ACTIVITY
Search the entries below for "level". Report each line where it occurs.

DATA FOR REVIEW
────────────────────────────────────────

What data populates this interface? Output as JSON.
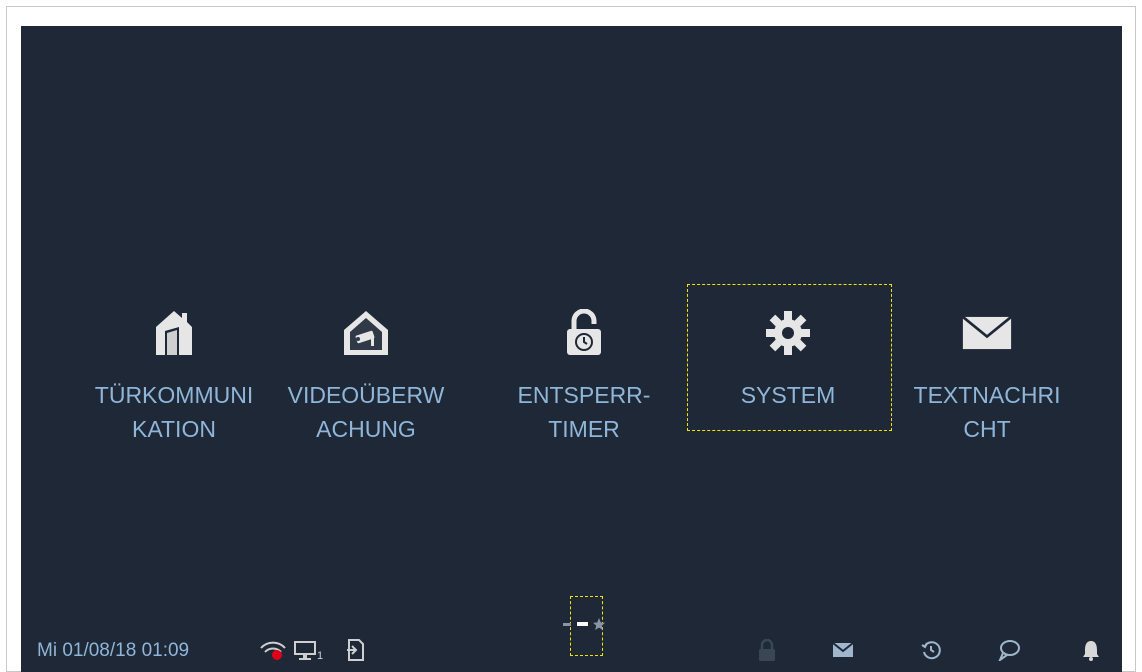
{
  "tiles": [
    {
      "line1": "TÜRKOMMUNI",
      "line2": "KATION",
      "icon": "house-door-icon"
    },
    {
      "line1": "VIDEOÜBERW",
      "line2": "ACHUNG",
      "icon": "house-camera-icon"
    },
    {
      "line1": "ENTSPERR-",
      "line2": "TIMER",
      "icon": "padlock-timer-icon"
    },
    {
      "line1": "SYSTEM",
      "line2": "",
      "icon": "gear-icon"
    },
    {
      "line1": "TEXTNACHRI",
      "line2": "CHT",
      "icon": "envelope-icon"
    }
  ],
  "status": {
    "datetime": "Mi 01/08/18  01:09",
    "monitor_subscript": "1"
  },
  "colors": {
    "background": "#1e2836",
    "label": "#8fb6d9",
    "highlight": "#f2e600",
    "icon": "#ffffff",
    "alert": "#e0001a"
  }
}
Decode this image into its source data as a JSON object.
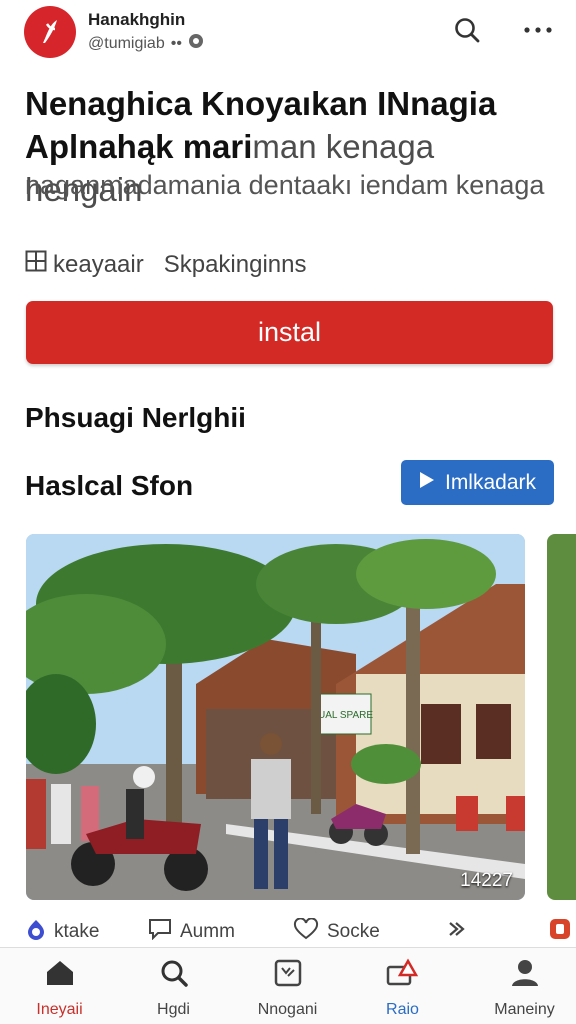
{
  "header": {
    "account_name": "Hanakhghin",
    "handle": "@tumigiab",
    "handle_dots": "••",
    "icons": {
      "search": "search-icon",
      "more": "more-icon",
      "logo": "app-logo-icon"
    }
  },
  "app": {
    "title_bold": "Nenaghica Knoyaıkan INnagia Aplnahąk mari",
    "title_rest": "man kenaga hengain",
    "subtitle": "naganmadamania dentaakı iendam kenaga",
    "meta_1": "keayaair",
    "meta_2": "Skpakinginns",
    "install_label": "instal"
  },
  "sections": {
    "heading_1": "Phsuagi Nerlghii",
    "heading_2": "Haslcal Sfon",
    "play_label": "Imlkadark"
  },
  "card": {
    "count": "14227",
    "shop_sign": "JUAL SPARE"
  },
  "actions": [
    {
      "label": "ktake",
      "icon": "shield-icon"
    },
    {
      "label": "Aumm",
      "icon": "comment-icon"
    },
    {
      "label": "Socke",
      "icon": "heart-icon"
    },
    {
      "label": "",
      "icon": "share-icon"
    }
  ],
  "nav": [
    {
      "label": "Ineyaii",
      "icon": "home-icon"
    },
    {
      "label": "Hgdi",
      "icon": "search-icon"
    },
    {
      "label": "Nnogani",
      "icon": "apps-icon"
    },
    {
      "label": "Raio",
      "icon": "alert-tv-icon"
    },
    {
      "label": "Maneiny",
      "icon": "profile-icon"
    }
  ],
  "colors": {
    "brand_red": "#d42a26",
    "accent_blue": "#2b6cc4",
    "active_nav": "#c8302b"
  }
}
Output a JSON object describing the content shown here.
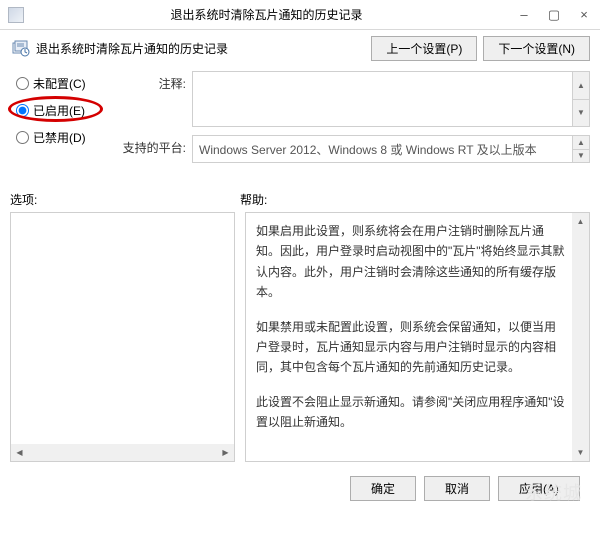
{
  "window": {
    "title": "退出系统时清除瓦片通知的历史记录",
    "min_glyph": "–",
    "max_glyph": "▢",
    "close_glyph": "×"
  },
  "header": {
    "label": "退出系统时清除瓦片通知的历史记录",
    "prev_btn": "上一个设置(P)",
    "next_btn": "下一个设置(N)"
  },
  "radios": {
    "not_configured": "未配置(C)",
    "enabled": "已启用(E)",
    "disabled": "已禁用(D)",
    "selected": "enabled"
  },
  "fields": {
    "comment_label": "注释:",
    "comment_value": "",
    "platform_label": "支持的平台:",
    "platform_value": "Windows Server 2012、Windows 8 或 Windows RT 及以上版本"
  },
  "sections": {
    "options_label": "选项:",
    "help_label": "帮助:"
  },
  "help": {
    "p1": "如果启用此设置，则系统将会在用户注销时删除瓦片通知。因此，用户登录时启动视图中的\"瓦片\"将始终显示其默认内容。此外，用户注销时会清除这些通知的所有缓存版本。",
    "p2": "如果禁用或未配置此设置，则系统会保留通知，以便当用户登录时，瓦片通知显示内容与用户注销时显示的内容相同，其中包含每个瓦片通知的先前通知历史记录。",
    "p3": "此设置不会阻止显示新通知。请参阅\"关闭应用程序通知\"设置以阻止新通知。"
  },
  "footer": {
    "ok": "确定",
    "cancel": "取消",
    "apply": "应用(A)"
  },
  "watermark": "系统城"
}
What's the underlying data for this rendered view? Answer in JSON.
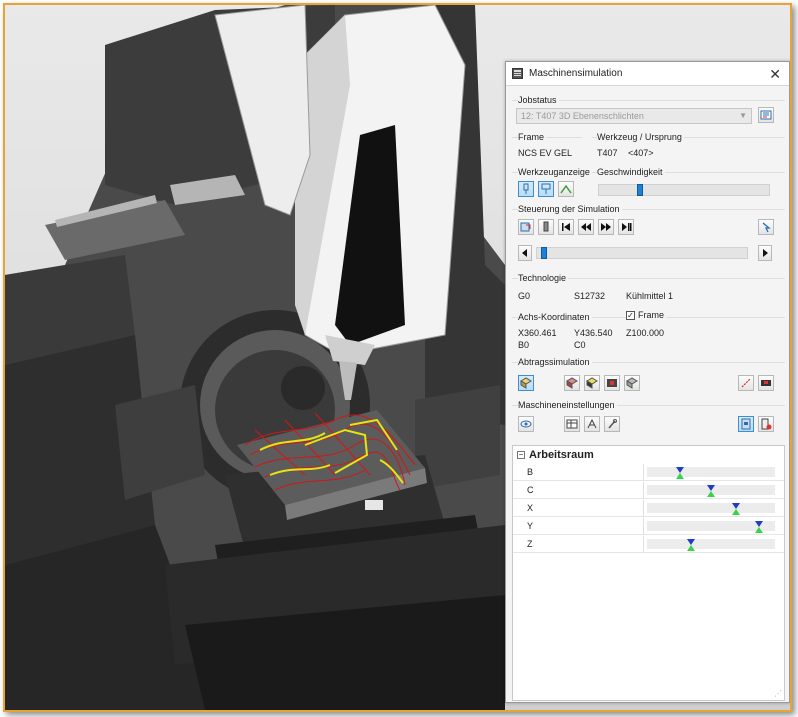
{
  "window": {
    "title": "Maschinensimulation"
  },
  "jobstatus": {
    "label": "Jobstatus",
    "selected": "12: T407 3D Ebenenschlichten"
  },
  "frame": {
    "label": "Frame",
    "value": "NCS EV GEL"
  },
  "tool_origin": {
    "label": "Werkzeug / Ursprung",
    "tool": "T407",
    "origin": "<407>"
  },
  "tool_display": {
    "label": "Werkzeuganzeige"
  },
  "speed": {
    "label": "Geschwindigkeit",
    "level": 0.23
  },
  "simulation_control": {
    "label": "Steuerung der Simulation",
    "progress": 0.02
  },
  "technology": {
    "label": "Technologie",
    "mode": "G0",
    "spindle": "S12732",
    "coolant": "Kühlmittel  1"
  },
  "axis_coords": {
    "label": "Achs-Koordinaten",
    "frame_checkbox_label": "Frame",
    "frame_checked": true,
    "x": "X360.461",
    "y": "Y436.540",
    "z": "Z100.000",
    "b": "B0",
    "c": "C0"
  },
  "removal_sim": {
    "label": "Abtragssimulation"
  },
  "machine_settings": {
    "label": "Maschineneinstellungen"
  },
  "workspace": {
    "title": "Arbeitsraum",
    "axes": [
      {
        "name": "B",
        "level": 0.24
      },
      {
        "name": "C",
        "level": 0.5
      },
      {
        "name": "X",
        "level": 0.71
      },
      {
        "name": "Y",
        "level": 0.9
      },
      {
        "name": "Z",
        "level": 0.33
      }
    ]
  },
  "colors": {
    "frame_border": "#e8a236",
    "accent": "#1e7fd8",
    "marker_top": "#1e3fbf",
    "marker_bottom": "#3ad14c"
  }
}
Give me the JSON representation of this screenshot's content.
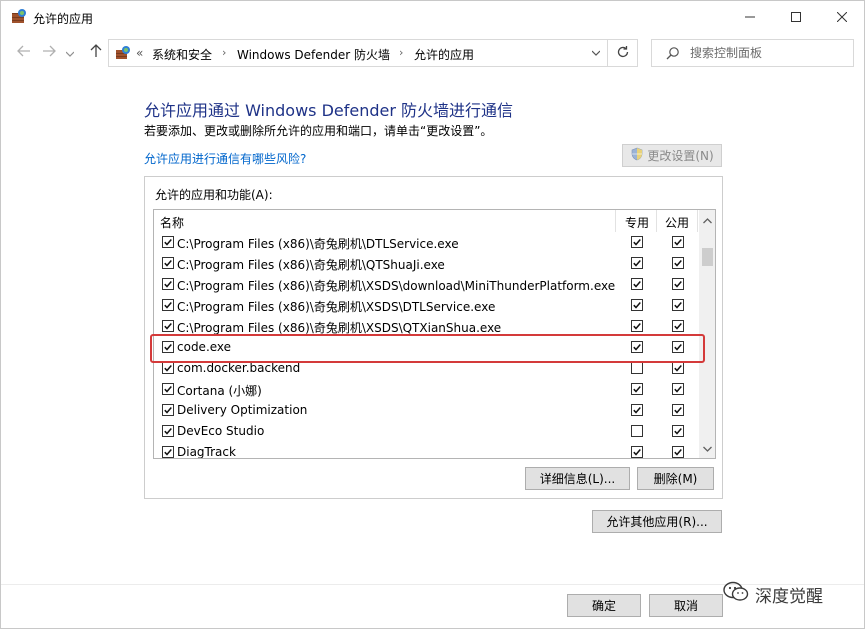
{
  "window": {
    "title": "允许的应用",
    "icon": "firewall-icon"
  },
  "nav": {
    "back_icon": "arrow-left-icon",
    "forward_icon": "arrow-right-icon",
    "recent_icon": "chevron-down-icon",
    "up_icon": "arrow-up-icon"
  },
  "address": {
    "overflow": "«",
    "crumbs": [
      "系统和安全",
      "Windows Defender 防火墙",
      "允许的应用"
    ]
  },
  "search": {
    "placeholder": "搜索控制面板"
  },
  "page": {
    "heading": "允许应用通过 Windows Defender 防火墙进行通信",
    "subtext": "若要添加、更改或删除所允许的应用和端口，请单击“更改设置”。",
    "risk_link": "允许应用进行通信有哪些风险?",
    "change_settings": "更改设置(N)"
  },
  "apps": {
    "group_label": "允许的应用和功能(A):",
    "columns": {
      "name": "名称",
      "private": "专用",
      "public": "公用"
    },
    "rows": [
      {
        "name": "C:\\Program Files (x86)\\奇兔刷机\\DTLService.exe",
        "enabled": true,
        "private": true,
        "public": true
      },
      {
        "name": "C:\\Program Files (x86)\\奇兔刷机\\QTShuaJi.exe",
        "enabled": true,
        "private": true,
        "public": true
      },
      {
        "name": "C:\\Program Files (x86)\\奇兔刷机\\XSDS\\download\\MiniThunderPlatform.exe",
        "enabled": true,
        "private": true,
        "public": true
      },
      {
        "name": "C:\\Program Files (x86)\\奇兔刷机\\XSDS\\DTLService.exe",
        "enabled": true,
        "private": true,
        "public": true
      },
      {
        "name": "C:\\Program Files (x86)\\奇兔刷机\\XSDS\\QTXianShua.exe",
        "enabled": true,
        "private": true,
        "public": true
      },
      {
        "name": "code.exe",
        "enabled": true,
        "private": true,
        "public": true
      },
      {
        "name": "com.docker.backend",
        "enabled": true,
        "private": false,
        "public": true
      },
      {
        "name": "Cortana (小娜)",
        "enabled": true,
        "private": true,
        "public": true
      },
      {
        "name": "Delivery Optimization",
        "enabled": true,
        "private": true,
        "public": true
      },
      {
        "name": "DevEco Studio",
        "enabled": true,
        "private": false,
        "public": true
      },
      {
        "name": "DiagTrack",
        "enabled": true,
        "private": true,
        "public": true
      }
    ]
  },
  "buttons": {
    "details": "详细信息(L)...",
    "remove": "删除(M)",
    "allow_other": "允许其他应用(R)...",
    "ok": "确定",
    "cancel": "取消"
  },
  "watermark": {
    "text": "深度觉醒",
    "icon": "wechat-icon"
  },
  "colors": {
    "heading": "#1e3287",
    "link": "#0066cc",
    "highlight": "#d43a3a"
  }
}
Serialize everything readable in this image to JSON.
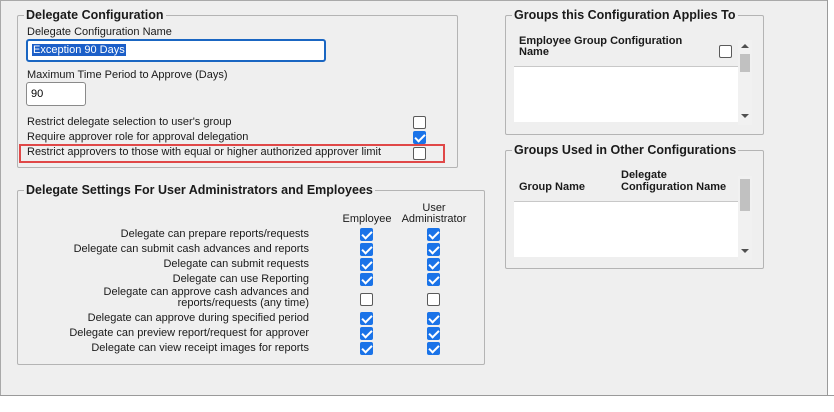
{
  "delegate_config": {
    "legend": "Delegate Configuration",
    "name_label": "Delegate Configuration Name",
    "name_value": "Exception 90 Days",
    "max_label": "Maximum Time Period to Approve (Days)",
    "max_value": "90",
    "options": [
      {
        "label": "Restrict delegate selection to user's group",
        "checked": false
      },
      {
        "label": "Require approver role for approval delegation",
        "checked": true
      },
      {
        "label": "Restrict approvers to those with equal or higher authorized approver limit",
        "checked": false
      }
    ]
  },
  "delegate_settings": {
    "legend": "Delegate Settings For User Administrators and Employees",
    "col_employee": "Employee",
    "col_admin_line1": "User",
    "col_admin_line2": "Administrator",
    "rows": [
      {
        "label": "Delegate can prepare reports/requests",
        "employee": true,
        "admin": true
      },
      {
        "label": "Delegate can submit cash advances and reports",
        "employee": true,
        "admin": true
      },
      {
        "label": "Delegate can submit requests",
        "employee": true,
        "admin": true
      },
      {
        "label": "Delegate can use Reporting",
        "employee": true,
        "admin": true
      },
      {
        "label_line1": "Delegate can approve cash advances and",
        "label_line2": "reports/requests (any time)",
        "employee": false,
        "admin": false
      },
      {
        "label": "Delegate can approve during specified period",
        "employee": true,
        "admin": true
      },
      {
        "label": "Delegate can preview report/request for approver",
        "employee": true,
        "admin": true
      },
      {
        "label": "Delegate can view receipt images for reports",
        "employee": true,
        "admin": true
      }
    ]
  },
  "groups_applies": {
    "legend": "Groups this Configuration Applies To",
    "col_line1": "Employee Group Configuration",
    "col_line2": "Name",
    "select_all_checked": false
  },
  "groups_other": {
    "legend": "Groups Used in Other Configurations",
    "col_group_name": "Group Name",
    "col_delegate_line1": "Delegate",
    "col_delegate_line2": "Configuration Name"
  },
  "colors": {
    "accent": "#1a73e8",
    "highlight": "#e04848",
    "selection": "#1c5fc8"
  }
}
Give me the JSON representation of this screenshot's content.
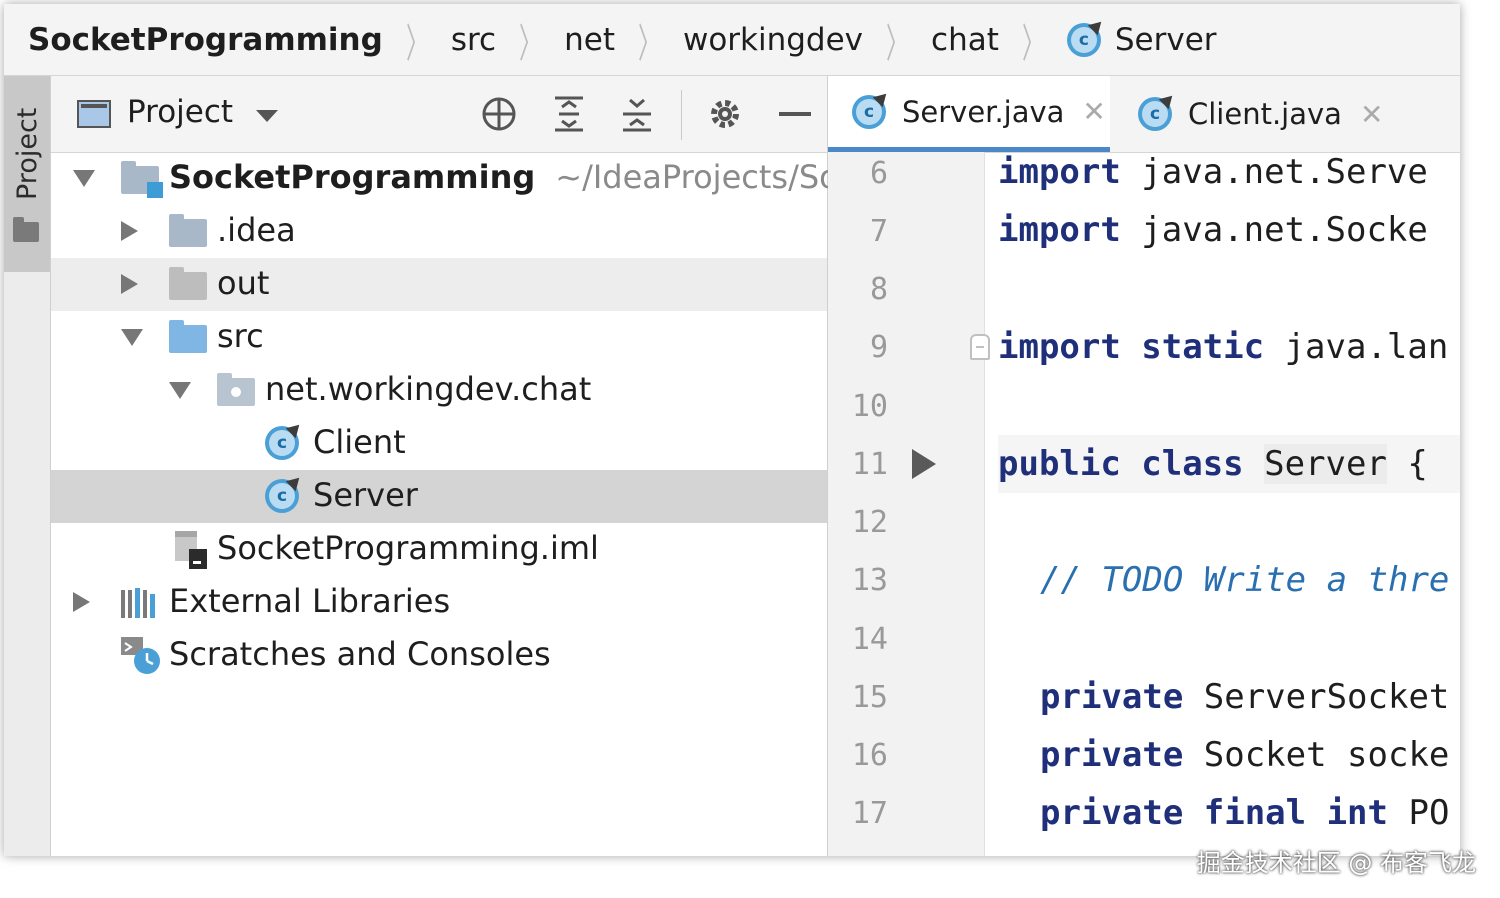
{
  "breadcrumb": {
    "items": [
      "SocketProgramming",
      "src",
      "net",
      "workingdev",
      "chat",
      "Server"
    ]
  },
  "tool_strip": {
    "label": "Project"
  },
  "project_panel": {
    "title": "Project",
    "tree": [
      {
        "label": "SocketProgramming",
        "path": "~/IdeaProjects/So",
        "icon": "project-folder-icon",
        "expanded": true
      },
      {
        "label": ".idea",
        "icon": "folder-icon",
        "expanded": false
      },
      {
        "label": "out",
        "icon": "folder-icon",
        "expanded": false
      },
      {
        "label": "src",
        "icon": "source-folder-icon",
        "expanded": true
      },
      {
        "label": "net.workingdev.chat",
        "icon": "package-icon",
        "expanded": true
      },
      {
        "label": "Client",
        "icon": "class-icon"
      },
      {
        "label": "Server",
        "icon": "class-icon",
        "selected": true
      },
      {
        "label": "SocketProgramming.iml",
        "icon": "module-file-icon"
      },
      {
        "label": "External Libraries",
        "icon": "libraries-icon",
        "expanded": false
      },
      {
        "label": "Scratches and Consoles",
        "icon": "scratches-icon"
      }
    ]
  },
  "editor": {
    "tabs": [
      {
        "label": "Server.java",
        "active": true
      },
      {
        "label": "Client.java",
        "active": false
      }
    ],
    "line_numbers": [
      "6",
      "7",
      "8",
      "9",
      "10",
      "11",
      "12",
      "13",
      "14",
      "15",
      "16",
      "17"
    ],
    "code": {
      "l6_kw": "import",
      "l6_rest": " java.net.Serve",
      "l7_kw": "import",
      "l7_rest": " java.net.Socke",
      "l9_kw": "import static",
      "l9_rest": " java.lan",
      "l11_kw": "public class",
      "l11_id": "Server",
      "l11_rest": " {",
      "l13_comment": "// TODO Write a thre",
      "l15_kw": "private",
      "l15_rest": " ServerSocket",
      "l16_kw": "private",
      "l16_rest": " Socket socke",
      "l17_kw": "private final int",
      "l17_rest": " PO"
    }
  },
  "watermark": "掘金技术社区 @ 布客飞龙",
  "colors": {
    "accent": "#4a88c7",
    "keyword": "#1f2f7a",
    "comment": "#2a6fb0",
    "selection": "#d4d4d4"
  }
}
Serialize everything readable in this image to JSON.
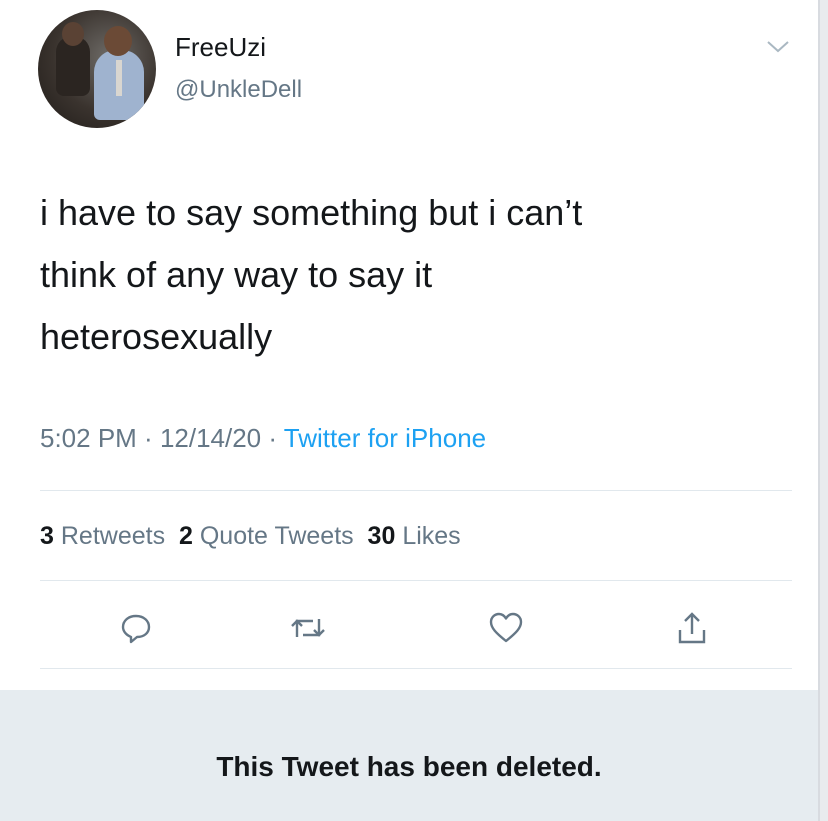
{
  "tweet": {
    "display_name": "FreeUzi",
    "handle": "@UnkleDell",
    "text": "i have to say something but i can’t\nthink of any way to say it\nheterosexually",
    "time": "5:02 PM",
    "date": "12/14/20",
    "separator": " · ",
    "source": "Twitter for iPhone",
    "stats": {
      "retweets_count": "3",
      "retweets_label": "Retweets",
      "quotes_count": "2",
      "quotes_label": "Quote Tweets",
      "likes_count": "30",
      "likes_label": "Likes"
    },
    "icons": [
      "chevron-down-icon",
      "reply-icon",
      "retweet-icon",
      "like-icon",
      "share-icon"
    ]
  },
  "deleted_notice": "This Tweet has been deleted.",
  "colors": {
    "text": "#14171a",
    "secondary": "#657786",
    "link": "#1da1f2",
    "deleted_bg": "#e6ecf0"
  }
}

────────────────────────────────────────

SOLUTION FOR THIS EXERCISE
    "level": 0.23
        "level": 0.24
        "level": 0.5
        "level": 0.71
        "level": 0.9
        "level": 0.33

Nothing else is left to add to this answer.